Granted, the whole stuck in a chair thing also makes outings much more annoying (no, it’s not just something that affects home life), but it doesn’t stop me.  That’s one thing Dallas has going for it, most places are accessible at least to a point (SMU, I’m looking at you when I say “to a point”), so I go to clubs and concerts and out to eat and to cons and renfests and all of that delightful stuff.  You want to talk about privilege?  Try being a cripple at clubs and cons and such.  I was raised never to expect special treatment, but you’d be surprised how often places offer front of the line privileges among other stuff (and who am I to turn such thoughtfulness down?).  Let’s see the straight, white, able, cis dude get that kind of treatment on a regular basis… I think not.

Shawna54
I miss my purple hair. And the red hair. And the teal. You get the idea.

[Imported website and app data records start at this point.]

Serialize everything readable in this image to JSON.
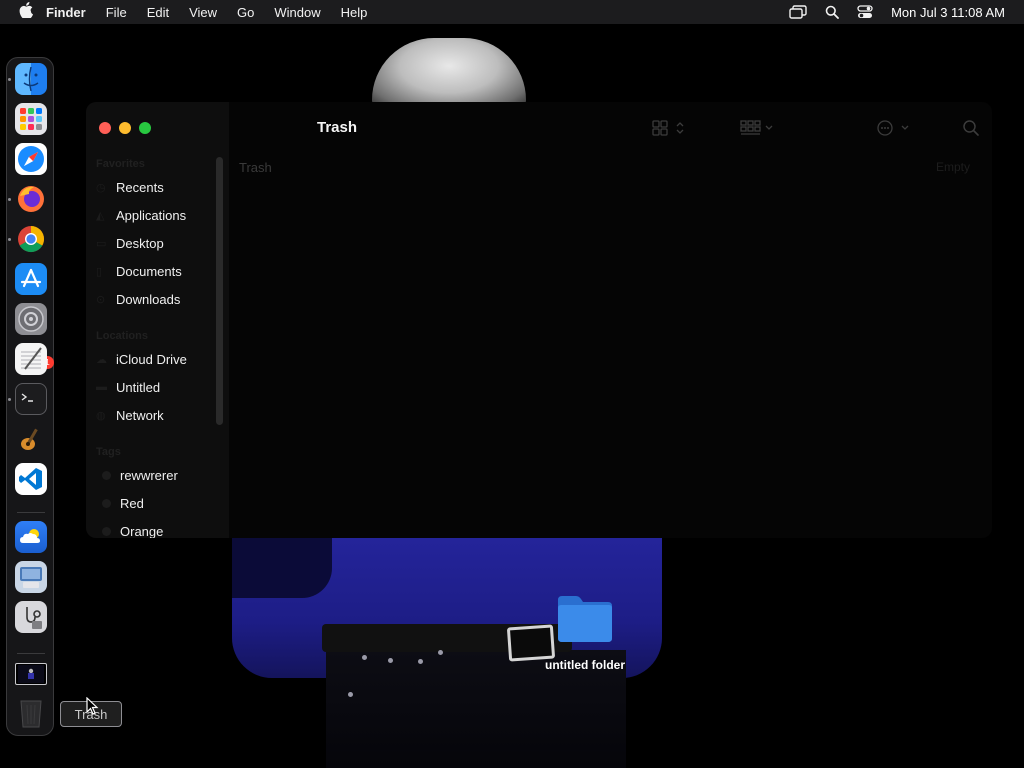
{
  "menubar": {
    "apple_icon": "apple-logo-icon",
    "app_name": "Finder",
    "menus": [
      "File",
      "Edit",
      "View",
      "Go",
      "Window",
      "Help"
    ],
    "status_icons": [
      "screen-mirroring-icon",
      "spotlight-search-icon",
      "control-center-icon"
    ],
    "clock": "Mon Jul 3  11:08 AM"
  },
  "dock": {
    "apps": [
      {
        "name": "Finder",
        "icon": "finder-icon"
      },
      {
        "name": "Launchpad",
        "icon": "launchpad-icon"
      },
      {
        "name": "Safari",
        "icon": "safari-icon"
      },
      {
        "name": "Firefox",
        "icon": "firefox-icon"
      },
      {
        "name": "Chrome",
        "icon": "chrome-icon"
      },
      {
        "name": "App Store",
        "icon": "app-store-icon"
      },
      {
        "name": "System Settings",
        "icon": "system-settings-icon",
        "badge": "1"
      },
      {
        "name": "TextEdit",
        "icon": "textedit-icon"
      },
      {
        "name": "Terminal",
        "icon": "terminal-icon"
      },
      {
        "name": "GarageBand",
        "icon": "garageband-icon"
      },
      {
        "name": "Visual Studio Code",
        "icon": "vscode-icon"
      },
      {
        "name": "Weather",
        "icon": "weather-icon"
      },
      {
        "name": "Preview",
        "icon": "preview-icon"
      },
      {
        "name": "System Information",
        "icon": "system-information-icon"
      },
      {
        "name": "Desktop Thumbnail",
        "icon": "minimized-window-icon"
      },
      {
        "name": "Trash",
        "icon": "trash-icon"
      }
    ],
    "tooltip": "Trash"
  },
  "finder": {
    "title": "Trash",
    "path_label": "Trash",
    "empty_button": "Empty",
    "toolbar_icons": [
      "icon-view-icon",
      "group-by-icon",
      "action-menu-icon",
      "search-icon"
    ],
    "sections": [
      {
        "heading": "Favorites",
        "items": [
          "Recents",
          "Applications",
          "Desktop",
          "Documents",
          "Downloads"
        ]
      },
      {
        "heading": "Locations",
        "items": [
          "iCloud Drive",
          "Untitled",
          "Network"
        ]
      },
      {
        "heading": "Tags",
        "items": [
          "rewwrerer",
          "Red",
          "Orange"
        ]
      }
    ],
    "tag_colors": {
      "rewwrerer": "#1c1c1c",
      "Red": "#1c1c1c",
      "Orange": "#1c1c1c"
    }
  },
  "desktop": {
    "folder_name": "untitled folder",
    "folder_color": "#3b8bea"
  },
  "colors": {
    "close": "#ff5f57",
    "minimize": "#febc2e",
    "zoom": "#28c840"
  }
}
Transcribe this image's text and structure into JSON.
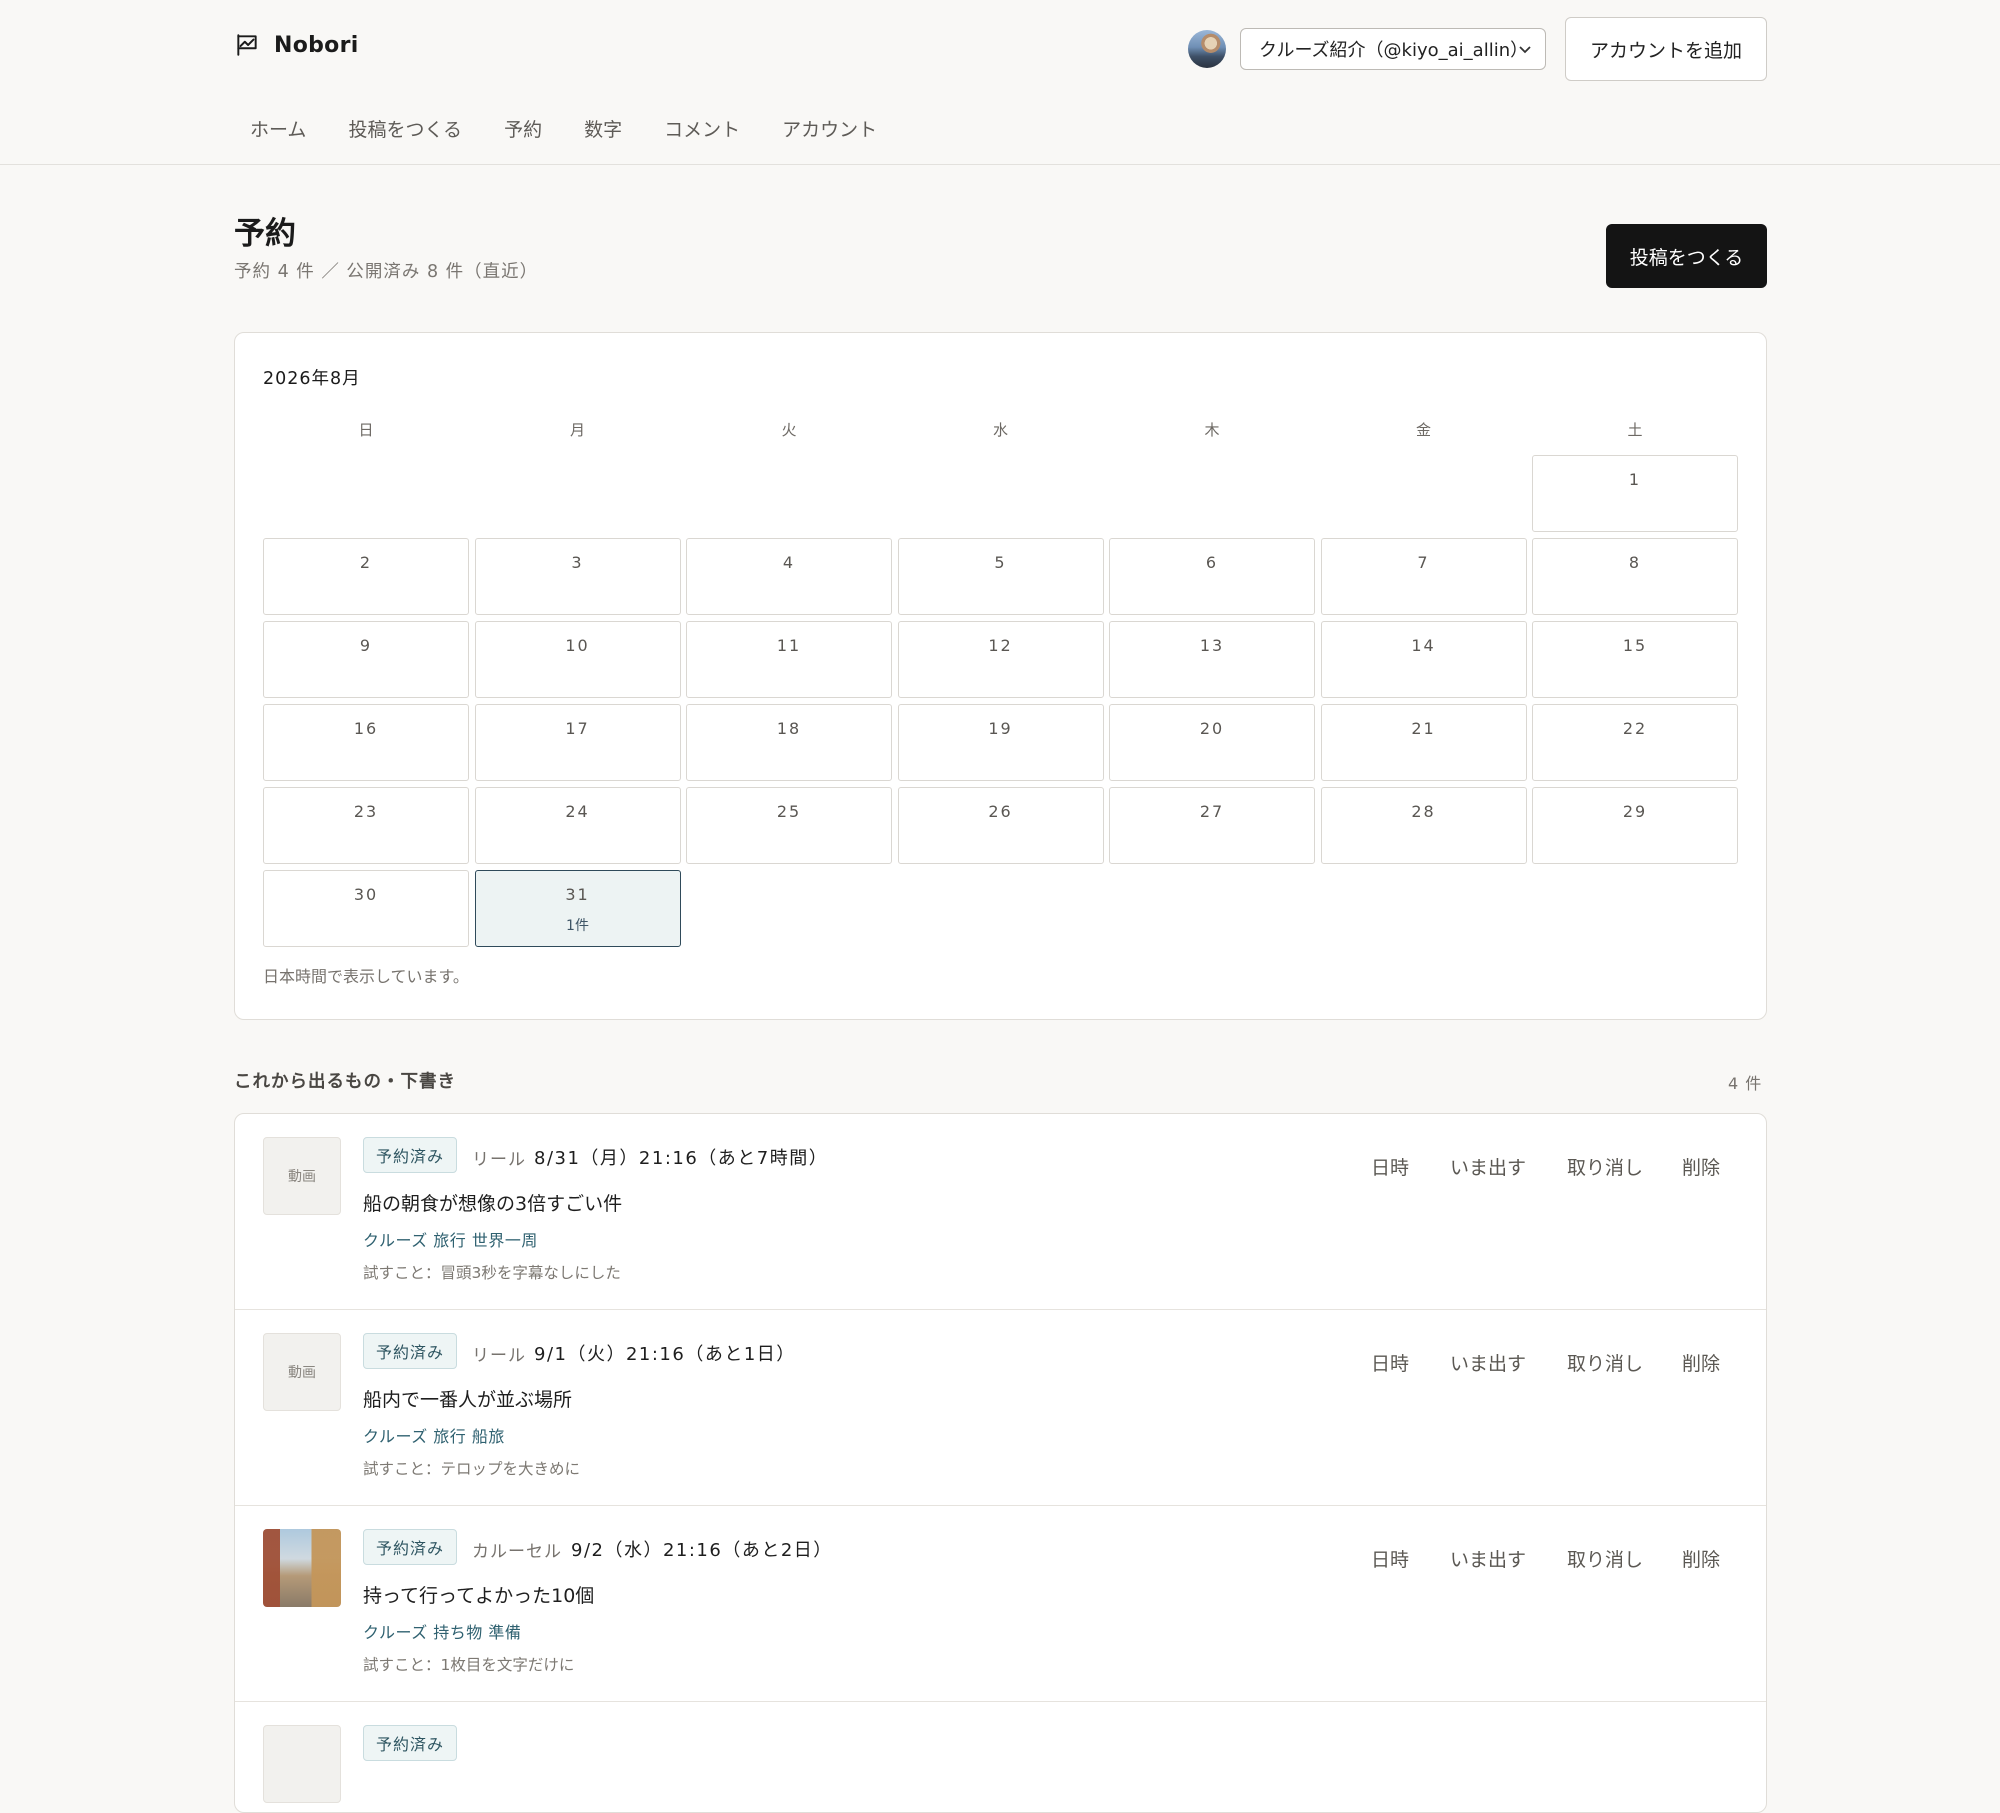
{
  "app": {
    "name": "Nobori"
  },
  "header": {
    "account_select": "クルーズ紹介（@kiyo_ai_allin）",
    "add_account": "アカウントを追加"
  },
  "nav": [
    "ホーム",
    "投稿をつくる",
    "予約",
    "数字",
    "コメント",
    "アカウント"
  ],
  "page": {
    "title": "予約",
    "subtitle": "予約 4 件 ／ 公開済み 8 件（直近）",
    "create_button": "投稿をつくる"
  },
  "calendar": {
    "month": "2026年8月",
    "weekdays": [
      "日",
      "月",
      "火",
      "水",
      "木",
      "金",
      "土"
    ],
    "days": [
      "1",
      "2",
      "3",
      "4",
      "5",
      "6",
      "7",
      "8",
      "9",
      "10",
      "11",
      "12",
      "13",
      "14",
      "15",
      "16",
      "17",
      "18",
      "19",
      "20",
      "21",
      "22",
      "23",
      "24",
      "25",
      "26",
      "27",
      "28",
      "29",
      "30",
      "31"
    ],
    "highlight_count": "1件",
    "note": "日本時間で表示しています。"
  },
  "list": {
    "heading": "これから出るもの・下書き",
    "count": "4 件",
    "actions": [
      "日時",
      "いま出す",
      "取り消し",
      "削除"
    ],
    "items": [
      {
        "thumb": "動画",
        "status": "予約済み",
        "kind": "リール",
        "when": "8/31（月）21:16（あと7時間）",
        "title": "船の朝食が想像の3倍すごい件",
        "tags": "クルーズ 旅行 世界一周",
        "note": "試すこと：冒頭3秒を字幕なしにした"
      },
      {
        "thumb": "動画",
        "status": "予約済み",
        "kind": "リール",
        "when": "9/1（火）21:16（あと1日）",
        "title": "船内で一番人が並ぶ場所",
        "tags": "クルーズ 旅行 船旅",
        "note": "試すこと：テロップを大きめに"
      },
      {
        "thumb": "",
        "status": "予約済み",
        "kind": "カルーセル",
        "when": "9/2（水）21:16（あと2日）",
        "title": "持って行ってよかった10個",
        "tags": "クルーズ 持ち物 準備",
        "note": "試すこと：1枚目を文字だけに"
      },
      {
        "thumb": "",
        "status": "予約済み",
        "kind": "",
        "when": "",
        "title": "",
        "tags": "",
        "note": ""
      }
    ]
  }
}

Anyway, I guess my point is that life is what you make of it.  Yes, my crippleness makes life a pain in the ass sometimes, but it’s the hand I was dealt.  I’m not inspirational (though I kindly thank those who think I am, because they’re being nice when they say that kind of stuff).  I’m simply living my life.  Life is hard, but do you want to know a secret?  Everyone has problems (even that privileged white guy).  You can either deal with your own issues and try to live happily for the most part, or you can focus on all the bad and be miserable forever.  It’s your battle.  No one can fight it for you.